→ Items from an interface collection:
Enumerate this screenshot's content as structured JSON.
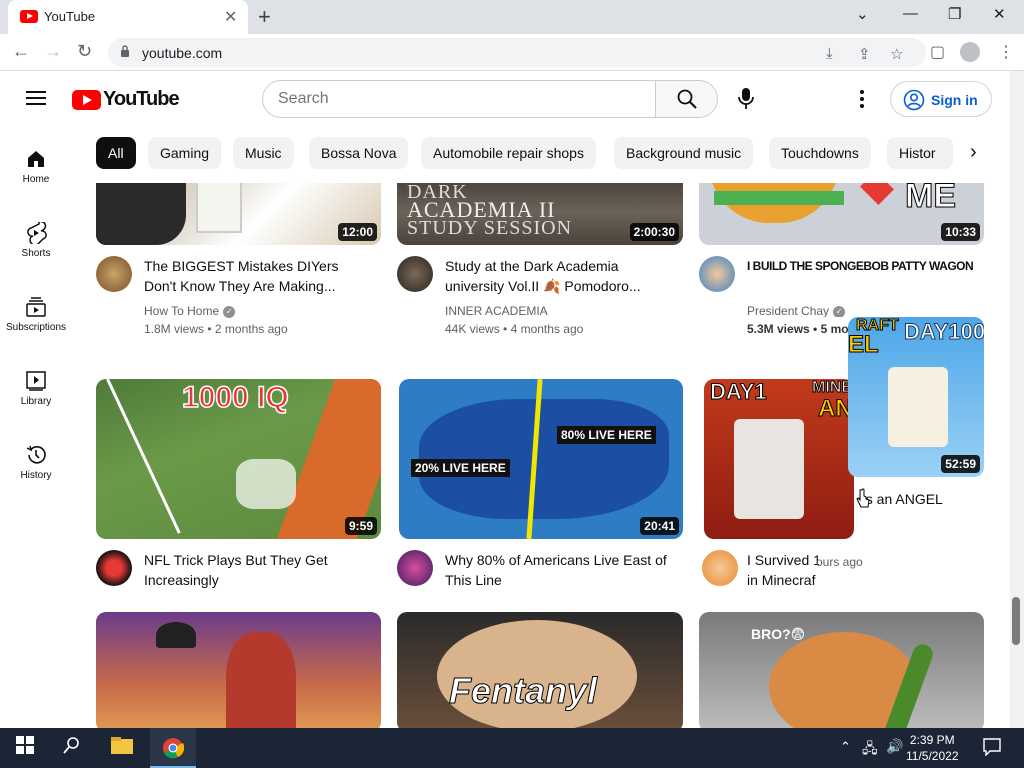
{
  "browser": {
    "tab_title": "YouTube",
    "url": "youtube.com"
  },
  "header": {
    "logo_text": "YouTube",
    "search_placeholder": "Search",
    "signin_label": "Sign in"
  },
  "chips": [
    "All",
    "Gaming",
    "Music",
    "Bossa Nova",
    "Automobile repair shops",
    "Background music",
    "Touchdowns",
    "Histor"
  ],
  "sidebar": [
    {
      "label": "Home",
      "icon": "home-icon"
    },
    {
      "label": "Shorts",
      "icon": "shorts-icon"
    },
    {
      "label": "Subscriptions",
      "icon": "subscriptions-icon"
    },
    {
      "label": "Library",
      "icon": "library-icon"
    },
    {
      "label": "History",
      "icon": "history-icon"
    }
  ],
  "videos": [
    {
      "title": "The BIGGEST Mistakes DIYers Don't Know They Are Making...",
      "channel": "How To Home",
      "verified": true,
      "views": "1.8M views",
      "age": "2 months ago",
      "duration": "12:00"
    },
    {
      "title": "Study at the Dark Academia university Vol.II 🍂 Pomodoro...",
      "channel": "INNER ACADEMIA",
      "verified": false,
      "views": "44K views",
      "age": "4 months ago",
      "duration": "2:00:30",
      "thumb_text_1": "DARK",
      "thumb_text_2": "ACADEMIA II",
      "thumb_text_3": "STUDY SESSION"
    },
    {
      "title": "I BUILD THE SPONGEBOB PATTY WAGON",
      "channel": "President Chay",
      "verified": true,
      "views": "5.3M views",
      "age": "5 mo",
      "duration": "10:33",
      "thumb_text": "ME"
    },
    {
      "title": "NFL Trick Plays But They Get Increasingly",
      "channel": "",
      "views": "",
      "age": "",
      "duration": "9:59",
      "thumb_text": "1000 IQ"
    },
    {
      "title": "Why 80% of Americans Live East of This Line",
      "channel": "",
      "views": "",
      "age": "",
      "duration": "20:41",
      "thumb_text_1": "20% LIVE HERE",
      "thumb_text_2": "80% LIVE HERE"
    },
    {
      "title": "I Survived 100 Days as an ANGEL in Minecraft",
      "title_visible_1": "I Survived 100",
      "title_visible_2": "in Minecraf",
      "fragment_1": "as an ANGEL",
      "fragment_2": "ours ago",
      "duration": "52:59",
      "thumb_text_1": "DAY1",
      "thumb_text_2": "MINECR",
      "thumb_text_3": "ANGE",
      "thumb_text_4": "DAY100",
      "thumb_text_5": "RAFT",
      "thumb_text_6": "EL"
    },
    {
      "title": "",
      "duration": ""
    },
    {
      "title": "",
      "duration": "",
      "thumb_text": "Fentanyl"
    },
    {
      "title": "",
      "duration": "",
      "thumb_text": "BRO?😨"
    }
  ],
  "taskbar": {
    "time": "2:39 PM",
    "date": "11/5/2022"
  }
}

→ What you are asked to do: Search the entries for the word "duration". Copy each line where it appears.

→ Worked solution:
      "duration": "12:00"
      "duration": "2:00:30",
      "duration": "10:33",
      "duration": "9:59",
      "duration": "20:41",
      "duration": "52:59",
      "duration": ""
      "duration": "",
      "duration": "",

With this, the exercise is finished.